If you have heard about Jeb Bush’s new tax plan by reading political reporters, you have probably heard that it is a “proposal to reform the tax code” that will “crack down on hedge fund managers” (CNN), that it is “mainstream and ordinary” with “a populist note” (NPR), that it “challenged some long-held tenets of conservative tax policy” (the New York Times), and has “a nod to the populist anger roiling both parties” (The Wall Street Journal). It is, in other words, the same sort of coverage George W. Bush received when he unveiled his tax cuts in 1999, and which the campaign successfully cast as a populist departure from traditional Republican priorities.
On the other hand, if you have learned about the tax plan from some of the new policy-focused writers, you have drawn a very different impression.

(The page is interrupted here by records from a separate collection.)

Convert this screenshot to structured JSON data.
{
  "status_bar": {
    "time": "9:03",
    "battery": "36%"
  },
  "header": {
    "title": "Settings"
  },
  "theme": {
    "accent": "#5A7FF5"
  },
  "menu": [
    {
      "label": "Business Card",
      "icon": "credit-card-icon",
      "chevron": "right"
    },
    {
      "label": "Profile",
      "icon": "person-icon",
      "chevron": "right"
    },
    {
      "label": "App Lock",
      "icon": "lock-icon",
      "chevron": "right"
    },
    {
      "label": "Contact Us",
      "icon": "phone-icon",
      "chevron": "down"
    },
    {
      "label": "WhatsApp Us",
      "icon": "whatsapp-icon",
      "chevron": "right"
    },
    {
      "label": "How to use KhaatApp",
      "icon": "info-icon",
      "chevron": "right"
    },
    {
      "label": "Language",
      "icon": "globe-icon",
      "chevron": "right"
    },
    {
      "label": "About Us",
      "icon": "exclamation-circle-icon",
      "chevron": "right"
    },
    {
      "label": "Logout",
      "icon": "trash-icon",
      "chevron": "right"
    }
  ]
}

It is a “large tax cut for the wealthiest” (the Upshot) and a reprise of the Bush tax cuts, but “with more exclamation points” (Wonkblog). The difference lies between journalists who write narratives drawn from quotes from campaign sources and those who build their coverage on data. George W. Bush was fortunate that data-based journalism barely existed 16 years ago. His brother is counting on the power of narrative to obscure the data.
There are criticisms to be made of “data-driven” journalism, and it’s no panacea. But if you compare it to old-fashioned “narrative” journalism, it’s certainly a major improvement. Any remotely competent policy-based evaluation of Bush’s tax cuts will show them to be massively regressive and massively revenue-negative. But — particularly if they include one sensible reform that would stand no chance of surviving the sausage-making process in Congress — you can appeal to traditional journalists by just describing your plan as a populist reform and counting on conventions to prevent journalists from telling their readers that you’re lying and/or dissembling. Jeb!’s brother, as Chait observes, exploited these conventions brilliantly.